Disagreements happen. Be it in business, family, or love, differences of opinion (even heated ones) are a part of life.
Some disagreements are more difficult to resolve than others. That’s what the judicial system is for—the courts are here to help people reach a legally binding conclusion when parties need outside help to settle a disagreement.
But what if you find yourself somewhere in the middle? What if you are involved in a dispute that would benefit from the involvement of a neutral third party but doesn’t seem like it requires the full-on Twelve Angry Men/Glen Close in Damages approach?
Good news: you have options. In fact, for many types of legal disputes, court proceedings are not the only – or even the best – course of action. Let me introduce you instead to the concept of mediation.
What is mediation?
Mediation is the non-binding process in which one person (a mediator) attempts to help two parties arrive at a mutually agreeable solution to an existing disagreement.
Mediators aren’t providing judgments, nor is mediation legally-binding. In fact, the only point at which mediation produces a legal outcome is after a mutually agreeable solution has been reached. At this point, the parties often put their agreement in writing, which then becomes a binding contract and an official resolution to their case.
Why choose mediation?
Let’s look at an example of why mediation can be effective.
Say that my business partner and I run a carwash. He is moving and I want to buy him out. However, we have a disagreement about how much he has put into the business over the years as well as how to determine the exact value of the operation. We could either go to court or pursue mediation.

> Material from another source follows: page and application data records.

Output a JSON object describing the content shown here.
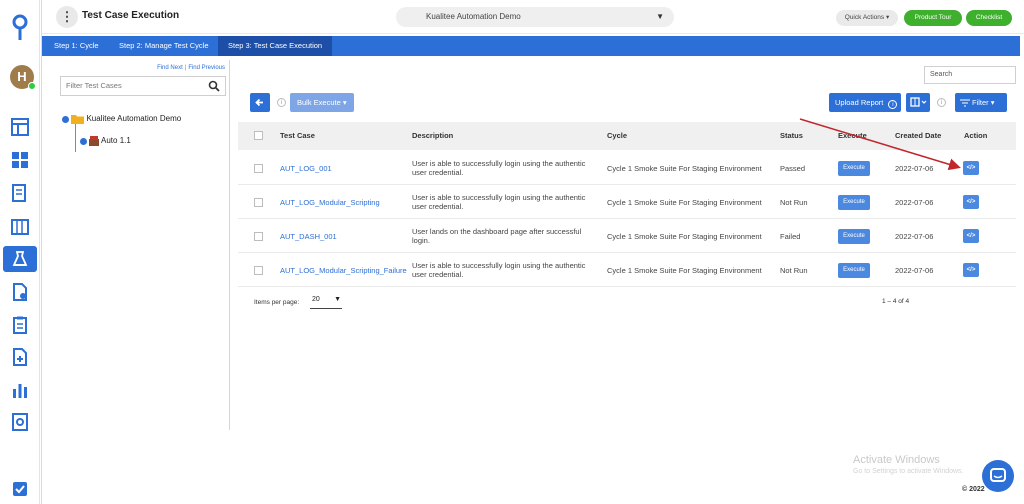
{
  "header": {
    "title": "Test Case Execution",
    "project": "Kualitee Automation Demo",
    "quick_actions": "Quick Actions",
    "product_tour": "Product Tour",
    "checklist": "Checklist"
  },
  "sidebar": {
    "avatar_letter": "H",
    "items": [
      "dashboard-icon",
      "modules-icon",
      "requirements-icon",
      "test-cases-icon",
      "test-execution-icon",
      "reports-icon",
      "clipboard-icon",
      "defects-icon",
      "analytics-icon",
      "settings-icon",
      "tasks-icon"
    ],
    "active_index": 4
  },
  "steps": [
    {
      "label": "Step 1: Cycle",
      "active": false
    },
    {
      "label": "Step 2: Manage Test Cycle",
      "active": false
    },
    {
      "label": "Step 3: Test Case Execution",
      "active": true
    }
  ],
  "tree": {
    "find_next": "Find Next",
    "find_previous": "Find Previous",
    "filter_placeholder": "Filter Test Cases",
    "root": "Kualitee Automation Demo",
    "child": "Auto 1.1"
  },
  "toolbar": {
    "search_placeholder": "Search",
    "bulk_execute": "Bulk Execute",
    "upload_report": "Upload Report",
    "filter": "Filter"
  },
  "table": {
    "columns": [
      "Test Case",
      "Description",
      "Cycle",
      "Status",
      "Execute",
      "Created Date",
      "Action"
    ],
    "rows": [
      {
        "test_case": "AUT_LOG_001",
        "description": "User is able to successfully login using the authentic user credential.",
        "cycle": "Cycle 1 Smoke Suite For Staging Environment",
        "status": "Passed",
        "execute": "Execute",
        "created": "2022-07-06",
        "action": "</>"
      },
      {
        "test_case": "AUT_LOG_Modular_Scripting",
        "description": "User is able to successfully login using the authentic user credential.",
        "cycle": "Cycle 1 Smoke Suite For Staging Environment",
        "status": "Not Run",
        "execute": "Execute",
        "created": "2022-07-06",
        "action": "</>"
      },
      {
        "test_case": "AUT_DASH_001",
        "description": "User lands on the dashboard page after successful login.",
        "cycle": "Cycle 1 Smoke Suite For Staging Environment",
        "status": "Failed",
        "execute": "Execute",
        "created": "2022-07-06",
        "action": "</>"
      },
      {
        "test_case": "AUT_LOG_Modular_Scripting_Failure",
        "description": "User is able to successfully login using the authentic user credential.",
        "cycle": "Cycle 1 Smoke Suite For Staging Environment",
        "status": "Not Run",
        "execute": "Execute",
        "created": "2022-07-06",
        "action": "</>"
      }
    ]
  },
  "pagination": {
    "items_per_page_label": "Items per page:",
    "items_per_page": "20",
    "range": "1 – 4 of 4"
  },
  "footer": {
    "watermark_title": "Activate Windows",
    "watermark_sub": "Go to Settings to activate Windows.",
    "copyright": "© 2022"
  },
  "colors": {
    "primary": "#2c6fd6",
    "step_active": "#1d4fa8",
    "green": "#3fb02e",
    "annotation_arrow": "#c0272d"
  }
}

But let’s say we go with mediation. How does that help both of us?
Mediation can save you money.
Litigation is expensive. For the dispute above, hiring an attorney would cost me ten to twenty times more than hiring a mediator would. This is in part because my partner and I would split the cost of the mediator and in part because mediation is typically quicker than a court trial.
Unlike litigation, mediation is private.

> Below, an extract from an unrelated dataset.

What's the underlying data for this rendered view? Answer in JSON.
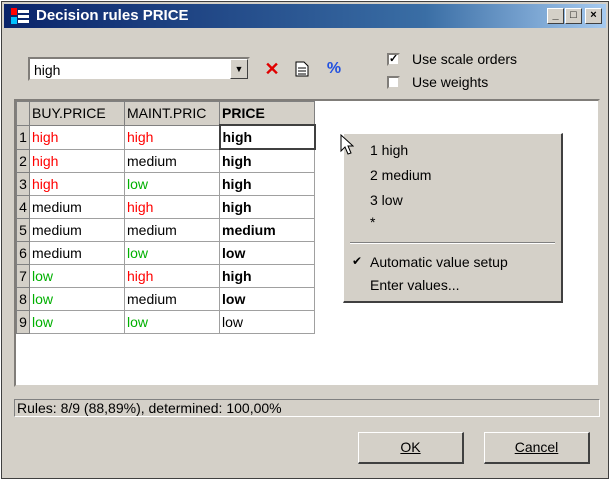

Court proceedings are matters of public record, but mediation is private. You can imagine that, as a business owner, this is important – going to court could be hard on my business’ reputation, not just my pocketbook.

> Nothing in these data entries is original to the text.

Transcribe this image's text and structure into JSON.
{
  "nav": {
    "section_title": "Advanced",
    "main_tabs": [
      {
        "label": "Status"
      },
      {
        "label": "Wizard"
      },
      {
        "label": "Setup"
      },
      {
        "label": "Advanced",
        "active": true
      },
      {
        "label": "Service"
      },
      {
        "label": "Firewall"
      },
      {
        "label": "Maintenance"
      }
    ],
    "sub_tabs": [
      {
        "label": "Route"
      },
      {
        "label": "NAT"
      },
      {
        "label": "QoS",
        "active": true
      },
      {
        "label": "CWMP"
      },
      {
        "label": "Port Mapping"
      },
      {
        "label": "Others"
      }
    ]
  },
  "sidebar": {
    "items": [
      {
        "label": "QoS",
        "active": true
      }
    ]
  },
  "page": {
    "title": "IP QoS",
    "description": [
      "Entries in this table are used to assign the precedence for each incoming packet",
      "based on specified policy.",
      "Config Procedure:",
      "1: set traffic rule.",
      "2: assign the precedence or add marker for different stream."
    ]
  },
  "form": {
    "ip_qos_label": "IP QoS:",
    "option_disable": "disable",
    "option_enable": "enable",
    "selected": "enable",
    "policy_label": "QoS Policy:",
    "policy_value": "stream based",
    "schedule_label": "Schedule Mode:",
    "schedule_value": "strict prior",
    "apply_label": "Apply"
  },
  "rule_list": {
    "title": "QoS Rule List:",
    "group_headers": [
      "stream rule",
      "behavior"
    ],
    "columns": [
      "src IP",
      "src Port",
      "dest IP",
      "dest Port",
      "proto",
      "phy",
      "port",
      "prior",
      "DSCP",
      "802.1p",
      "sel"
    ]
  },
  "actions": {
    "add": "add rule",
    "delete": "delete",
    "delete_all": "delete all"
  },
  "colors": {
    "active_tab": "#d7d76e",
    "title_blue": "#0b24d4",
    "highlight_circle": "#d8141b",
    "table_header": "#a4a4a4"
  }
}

Mediation is more time-efficient than litigation.
While court proceedings can drag on for months, mediation can wrap up disputes in less than a day. Less than a day! That’s a huge difference. And if I, as a business owner, have to choose between sitting in court and running my business, I’m going to choose the latter.
Mediation can result in more amicable resolutions.
Court cases have a winner and a loser, but mediation tries to find a compromise: a resolution that both parties can live with while also saving everybody the time, expense, and stress of a trial.
Additionally, mediation gives both parties a say in the eventual outcome of a dispute; a resolution is only reached when both parties agree to the terms. This is less emotionally taxing for everybody involved. My business partner and I might choose this option to spare ourselves (and our friendship) from the pressures of a court case.
Mediation might be your best option during COVID-19
There’s another reason to consider settling disputes via mediation right now: in 2020, mediation might be your ONLY option.
Many courts are closed right now due to the coronavirus pandemic. When they reopen, the backlog of cases could take a long time to clear. Mediation helps you keep things moving without getting bogged down in drawn-out legal proceedings.
How do I proceed?
If you are wondering whether or not mediation is right for you, enlist the help of an attorney with experience in business mediation. They can advise you whether mediation may be right for you and suggest your next steps, which may involve drawing up a pre-mediation contract or helping you decide what an acceptable range of outcomes might look like.
If you have questions about mediation and if it’s right for you, contact our offices for a consultation.